The Projects 1996-98 teacher enhancement model required two years for school-based implementation. Instructional Support Teachers (ISTs) are exceptional teachers who were released from a classroom assignment to provide on-site support to two participating schools. In the first year of project participation, a school was assigned an IST who came to the school every other week, coordinating grade-level mathematics planning meetings and working in classrooms with selected teachers. Further, each school could send up to three teachers to a graduate mathematics education course from the University of Maryland, under a tuition-waiver sponsored by the MARS Project. Additional teacher enhancement was provided through quarterly Saturday workshops and after-school mathematics mini-courses (each course providing 16 hours of contact for one continuing education unit). Then during the summer, all the mathematics teachers in the school were invited to participate in a 14-day, stipend-paid, summer professional development addressing mathematics content and pedagogy.

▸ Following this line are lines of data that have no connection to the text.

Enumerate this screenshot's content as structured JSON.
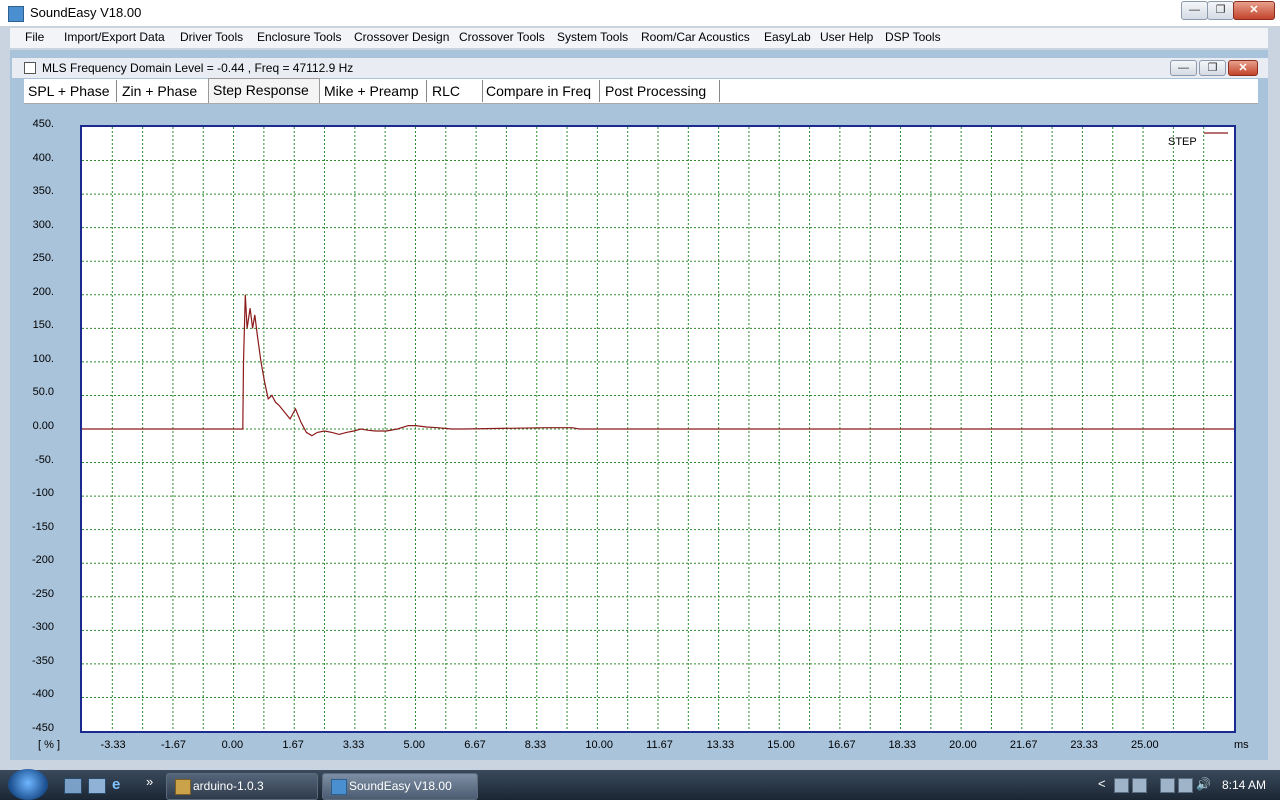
{
  "window": {
    "title": "SoundEasy V18.00",
    "controls": {
      "minimize": "—",
      "restore": "❐",
      "close": "✕"
    }
  },
  "menu": [
    "File",
    "Import/Export Data",
    "Driver Tools",
    "Enclosure Tools",
    "Crossover Design",
    "Crossover Tools",
    "System Tools",
    "Room/Car Acoustics",
    "EasyLab",
    "User Help",
    "DSP Tools"
  ],
  "subwindow": {
    "title": "MLS Frequency Domain  Level = -0.44 , Freq = 47112.9 Hz",
    "controls": {
      "minimize": "—",
      "restore": "❐",
      "close": "✕"
    }
  },
  "tabs": [
    "SPL + Phase",
    "Zin + Phase",
    "Step Response",
    "Mike + Preamp",
    "RLC",
    "Compare in Freq",
    "Post Processing"
  ],
  "active_tab": "Step Response",
  "chart_data": {
    "type": "line",
    "xlabel": "ms",
    "ylabel": "[ % ]",
    "x_ticks": [
      "-3.33",
      "-1.67",
      "0.00",
      "1.67",
      "3.33",
      "5.00",
      "6.67",
      "8.33",
      "10.00",
      "11.67",
      "13.33",
      "15.00",
      "16.67",
      "18.33",
      "20.00",
      "21.67",
      "23.33",
      "25.00"
    ],
    "y_ticks": [
      "450.",
      "400.",
      "350.",
      "300.",
      "250.",
      "200.",
      "150.",
      "100.",
      "50.0",
      "0.00",
      "-50.",
      "-100",
      "-150",
      "-200",
      "-250",
      "-300",
      "-350",
      "-400",
      "-450"
    ],
    "xlim": [
      -4.17,
      27.5
    ],
    "ylim": [
      -450,
      450
    ],
    "grid": true,
    "grid_color": "#2e8b2e",
    "plot_border_color": "#1a2a8f",
    "legend": {
      "position": "top-right"
    },
    "series": [
      {
        "name": "STEP",
        "color": "#8b1a1a",
        "x": [
          -4.17,
          0.25,
          0.27,
          0.32,
          0.37,
          0.45,
          0.52,
          0.58,
          0.65,
          0.75,
          0.85,
          0.95,
          1.05,
          1.15,
          1.25,
          1.4,
          1.55,
          1.7,
          1.85,
          2.0,
          2.15,
          2.3,
          2.5,
          2.7,
          2.9,
          3.1,
          3.3,
          3.5,
          3.7,
          3.9,
          4.2,
          4.5,
          4.8,
          5.0,
          5.3,
          5.6,
          6.0,
          6.3,
          8.6,
          9.3,
          9.5,
          27.5
        ],
        "y": [
          0,
          0,
          100,
          200,
          150,
          180,
          150,
          170,
          140,
          100,
          70,
          45,
          50,
          40,
          35,
          25,
          15,
          30,
          10,
          -5,
          -10,
          -5,
          -3,
          -5,
          -8,
          -5,
          -3,
          0,
          -2,
          -3,
          -3,
          0,
          5,
          5,
          3,
          2,
          0,
          0,
          2,
          2,
          0,
          0
        ]
      }
    ]
  },
  "taskbar": {
    "apps": [
      "arduino-1.0.3",
      "SoundEasy V18.00"
    ],
    "active_app": "SoundEasy V18.00",
    "quick_launch_more": "»",
    "tray_arrow": "<",
    "clock": "8:14 AM"
  }
}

The summer program included a 5-day summer school for children who were taught by the participating teachers. In the subsequent year, in addition to the grade-level planning meetings, the ISTs have provided on-site support as the enhanced teachers began implementation of new instructional strategies.

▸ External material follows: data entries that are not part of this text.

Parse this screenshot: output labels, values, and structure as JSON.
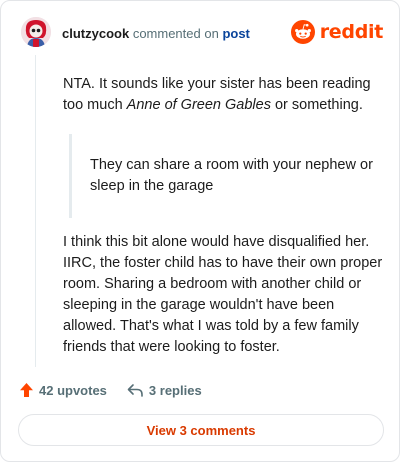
{
  "comment": {
    "username": "clutzycook",
    "action_text": "commented on",
    "post_link": "post",
    "brand": "reddit",
    "paragraph1_before": "NTA. It sounds like your sister has been reading too much ",
    "paragraph1_italic": "Anne of Green Gables",
    "paragraph1_after": " or something.",
    "quote": "They can share a room with your nephew or sleep in the garage",
    "paragraph2": "I think this bit alone would have disqualified her. IIRC, the foster child has to have their own proper room. Sharing a bedroom with another child or sleeping in the garage wouldn't have been allowed. That's what I was told by a few family friends that were looking to foster."
  },
  "footer": {
    "upvotes": "42 upvotes",
    "replies": "3 replies",
    "view_comments": "View 3 comments"
  },
  "colors": {
    "brand": "#ff4500",
    "link": "#0a449b",
    "muted": "#576f76",
    "button_text": "#d93a00"
  },
  "icons": [
    "avatar",
    "reddit-snoo-icon",
    "upvote-arrow-icon",
    "reply-arrow-icon"
  ]
}
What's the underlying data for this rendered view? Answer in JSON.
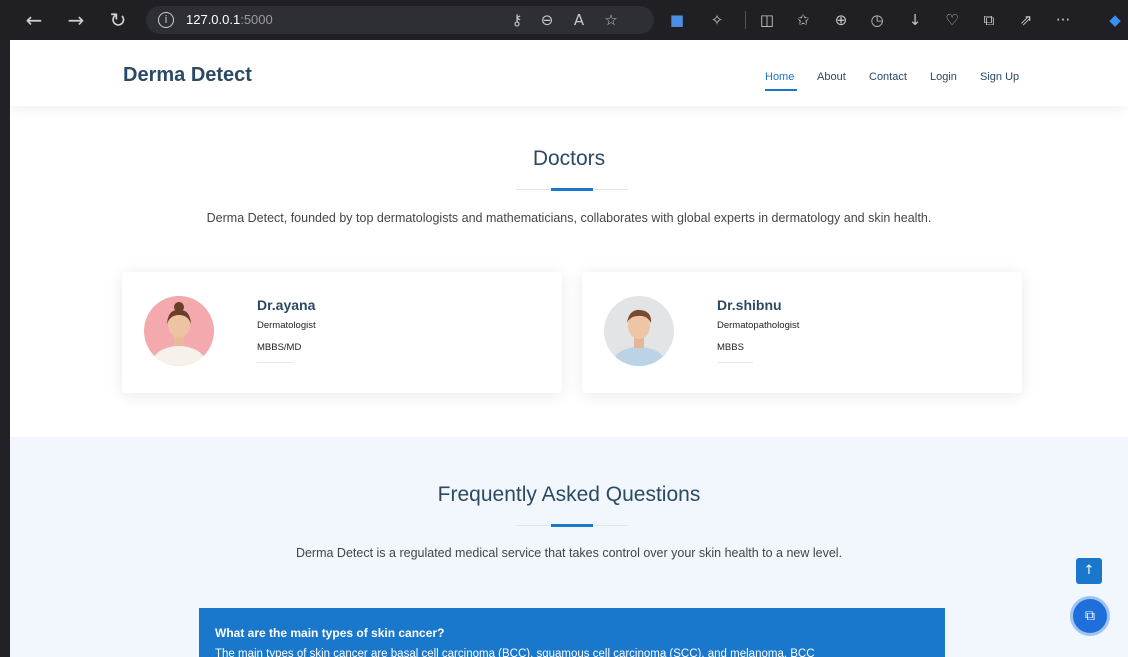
{
  "browser": {
    "url_host": "127.0.0.1",
    "url_port": ":5000",
    "icons": [
      "back-icon",
      "forward-icon",
      "refresh-icon",
      "info-icon",
      "key-icon",
      "zoom-icon",
      "read-aloud-icon",
      "favorite-star-icon",
      "translate-icon",
      "extensions-icon",
      "split-screen-icon",
      "favorites-icon",
      "collections-icon",
      "history-icon",
      "download-icon",
      "health-icon",
      "screenshot-icon",
      "share-icon",
      "more-icon"
    ]
  },
  "header": {
    "logo": "Derma Detect",
    "nav": [
      "Home",
      "About",
      "Contact",
      "Login",
      "Sign Up"
    ],
    "active_nav": "Home"
  },
  "doctors": {
    "title": "Doctors",
    "description": "Derma Detect, founded by top dermatologists and mathematicians, collaborates with global experts in dermatology and skin health.",
    "cards": [
      {
        "name": "Dr.ayana",
        "role": "Dermatologist",
        "degree": "MBBS/MD"
      },
      {
        "name": "Dr.shibnu",
        "role": "Dermatopathologist",
        "degree": "MBBS"
      }
    ]
  },
  "faq": {
    "title": "Frequently Asked Questions",
    "description": "Derma Detect is a regulated medical service that takes control over your skin health to a new level.",
    "items": [
      {
        "question": "What are the main types of skin cancer?",
        "answer": "The main types of skin cancer are basal cell carcinoma (BCC), squamous cell carcinoma (SCC), and melanoma. BCC"
      }
    ]
  },
  "floating": {
    "back_to_top_icon": "arrow-up-icon",
    "chat_icon": "chat-icon"
  },
  "colors": {
    "accent": "#1977cc",
    "heading": "#2c4964",
    "faq_bg": "#f1f7fd"
  }
}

During 1997-98, 46 of the 51 schools received the intended level of on-site support; 4 schools were without support due to the long-term illness of one IST and the mid-year promotion of one IST to the rank of assistant principal. One school was not assigned an IST as the principal did not provide matching funds. Teachers from that school were permitted to attend Saturday workshops and mini-courses, however. Of the 60 teachers who enrolled in the fall, 48 completed the graduate mathematics education course. Between June 22 and July 10, 1998, 245 teachers attended the summer in-service program. The mini-courses were attended by 34 teachers, while 105 teachers attended the Saturday workshops. As of August, 1998, 938 teachers have attended a MARS professional development session, with 147 teachers having over 100 hours of enhancement, 340 teachers attending between 75 and 99 hours of sessions, and 139 teachers logging from 51 to 74 hours of enhancement.

Project Challenges and Modifications

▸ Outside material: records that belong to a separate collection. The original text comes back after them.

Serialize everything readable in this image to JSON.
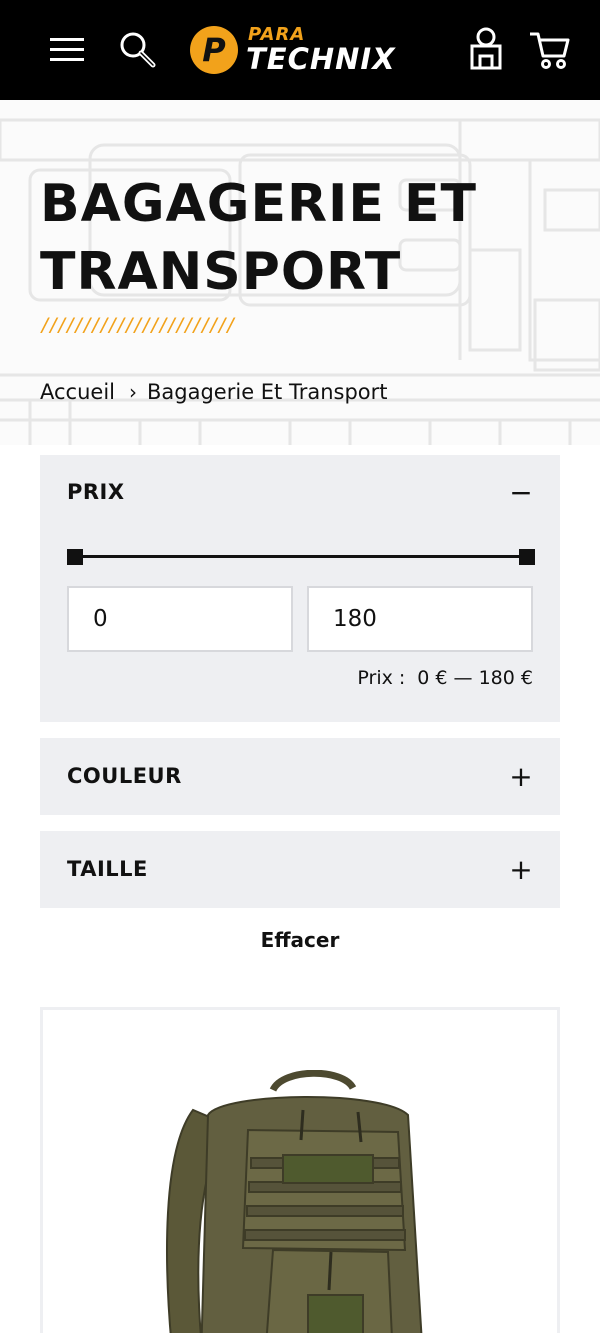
{
  "header": {
    "logo_top": "PARA",
    "logo_bottom": "TECHNIX",
    "logo_mark": "P",
    "icons": [
      "menu-icon",
      "search-icon",
      "account-icon",
      "cart-icon"
    ]
  },
  "hero": {
    "title": "BAGAGERIE ET TRANSPORT",
    "stripes": "///////////////////////",
    "breadcrumb": {
      "home": "Accueil",
      "separator": "›",
      "current": "Bagagerie Et Transport"
    }
  },
  "filters": {
    "price": {
      "title": "PRIX",
      "toggle": "−",
      "min_value": "0",
      "max_value": "180",
      "summary_label": "Prix :",
      "summary_value": "0 € — 180 €",
      "range_min_fraction": 0,
      "range_max_fraction": 1
    },
    "color": {
      "title": "COULEUR",
      "toggle": "+"
    },
    "size": {
      "title": "TAILLE",
      "toggle": "+"
    },
    "clear_label": "Effacer"
  },
  "colors": {
    "accent": "#f2a21b",
    "header_bg": "#000000",
    "panel_bg": "#eeeff2",
    "text": "#111111",
    "product_olive": "#5f5c3d"
  }
}
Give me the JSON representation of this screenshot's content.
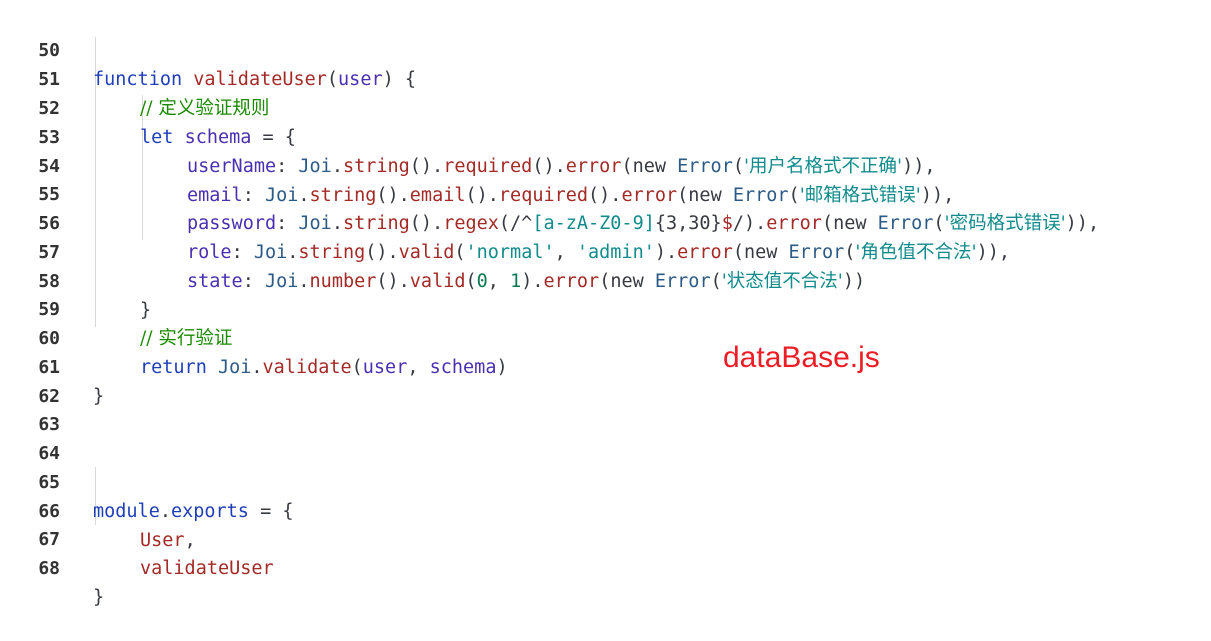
{
  "editor": {
    "filename_label": "dataBase.js",
    "line_numbers": [
      "50",
      "51",
      "52",
      "53",
      "54",
      "55",
      "56",
      "57",
      "58",
      "59",
      "60",
      "61",
      "62",
      "63",
      "64",
      "65",
      "66",
      "67",
      "68"
    ],
    "lines": {
      "l50": {
        "t1": "function",
        "t2": "validateUser",
        "t3": "(",
        "t4": "user",
        "t5": ") {"
      },
      "l51": {
        "comment": "// 定义验证规则"
      },
      "l52": {
        "t1": "let",
        "t2": "schema",
        "t3": " = {"
      },
      "l53": {
        "t1": "userName",
        "t2": ": ",
        "t3": "Joi",
        "t4": ".",
        "t5": "string",
        "t6": "().",
        "t7": "required",
        "t8": "().",
        "t9": "error",
        "t10": "(",
        "t11": "new",
        "t12": " Error",
        "t13": "(",
        "t14": "'用户名格式不正确'",
        "t15": ")),"
      },
      "l54": {
        "t1": "email",
        "t2": ": ",
        "t3": "Joi",
        "t4": ".",
        "t5": "string",
        "t6": "().",
        "t7": "email",
        "t8": "().",
        "t9": "required",
        "t10": "().",
        "t11": "error",
        "t12": "(",
        "t13": "new",
        "t14": " Error",
        "t15": "(",
        "t16": "'邮箱格式错误'",
        "t17": ")),"
      },
      "l55": {
        "t1": "password",
        "t2": ": ",
        "t3": "Joi",
        "t4": ".",
        "t5": "string",
        "t6": "().",
        "t7": "regex",
        "t8": "(/^",
        "t9": "[a-zA-Z0-9]",
        "t10": "{3,30}",
        "t11": "$",
        "t12": "/).",
        "t13": "error",
        "t14": "(",
        "t15": "new",
        "t16": " Error",
        "t17": "(",
        "t18": "'密码格式错误'",
        "t19": ")),"
      },
      "l56": {
        "t1": "role",
        "t2": ": ",
        "t3": "Joi",
        "t4": ".",
        "t5": "string",
        "t6": "().",
        "t7": "valid",
        "t8": "(",
        "t9": "'normal'",
        "t10": ", ",
        "t11": "'admin'",
        "t12": ").",
        "t13": "error",
        "t14": "(",
        "t15": "new",
        "t16": " Error",
        "t17": "(",
        "t18": "'角色值不合法'",
        "t19": ")),"
      },
      "l57": {
        "t1": "state",
        "t2": ": ",
        "t3": "Joi",
        "t4": ".",
        "t5": "number",
        "t6": "().",
        "t7": "valid",
        "t8": "(",
        "t9": "0",
        "t10": ", ",
        "t11": "1",
        "t12": ").",
        "t13": "error",
        "t14": "(",
        "t15": "new",
        "t16": " Error",
        "t17": "(",
        "t18": "'状态值不合法'",
        "t19": "))"
      },
      "l58": {
        "t1": "}"
      },
      "l59": {
        "comment": "// 实行验证"
      },
      "l60": {
        "t1": "return",
        "t2": " Joi",
        "t3": ".",
        "t4": "validate",
        "t5": "(",
        "t6": "user",
        "t7": ", ",
        "t8": "schema",
        "t9": ")"
      },
      "l61": {
        "t1": "}"
      },
      "l65": {
        "t1": "module",
        "t2": ".",
        "t3": "exports",
        "t4": " = {"
      },
      "l66": {
        "t1": "User",
        "t2": ","
      },
      "l67": {
        "t1": "validateUser"
      },
      "l68": {
        "t1": "}"
      }
    }
  },
  "colors": {
    "keyword": "#1f3fb8",
    "function": "#a32a26",
    "property": "#4a2fb0",
    "comment": "#1a8a00",
    "string": "#118b8b",
    "label": "#ee1c25"
  }
}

BCPSS has experienced significant administrative reorganization since the initial funding of the MARS Project. In an effort to consolidate staff development and financial support for curriculum materials, BCPSS will focus on reading and language arts in 1998-99 and on mathematics in 1999-2000. Accordingly, the MARS Project has renegotiated its work plan with NSF. In 1998-99, no additional schools will join the project, and no cross-school professional development will be sponsored. Thus, the mini-courses, the graduate mathematics education course, and the Saturday workshops will not be offered. The MARS Project will continue in the currently participating schools, relying on on-site staff development. During 1998-99, BCPSS will identify a commercial mathematics textbook series for system-wide adoption in 1999-2000, involving MARS Project personnel in the consideration process for materials. The implementation model will then shift to a one-year approach, initiated by a summer enhancement. During the summer of 1999, all elementary mathematics teachers in BCPSS are expected to attend a Project-developed mathematics teacher enhancement, with BCPSS providing stipend support for 5 days of the summer program.

During 1998-99, the MARS Project faces the challenge of maintaining mathematics reform efforts in participating schools and preparing for the upcoming massive summer enhancement, while BCPSS teachers and administrators are focusing on reading and language arts. The momentum that the Project has worked so hard to establish cannot be allowed to flounder. Further the Project faces the continuing challenge of identifying and professionally supporting the ISTs as they work with teachers who, for the interim, have inadequate instructional materials.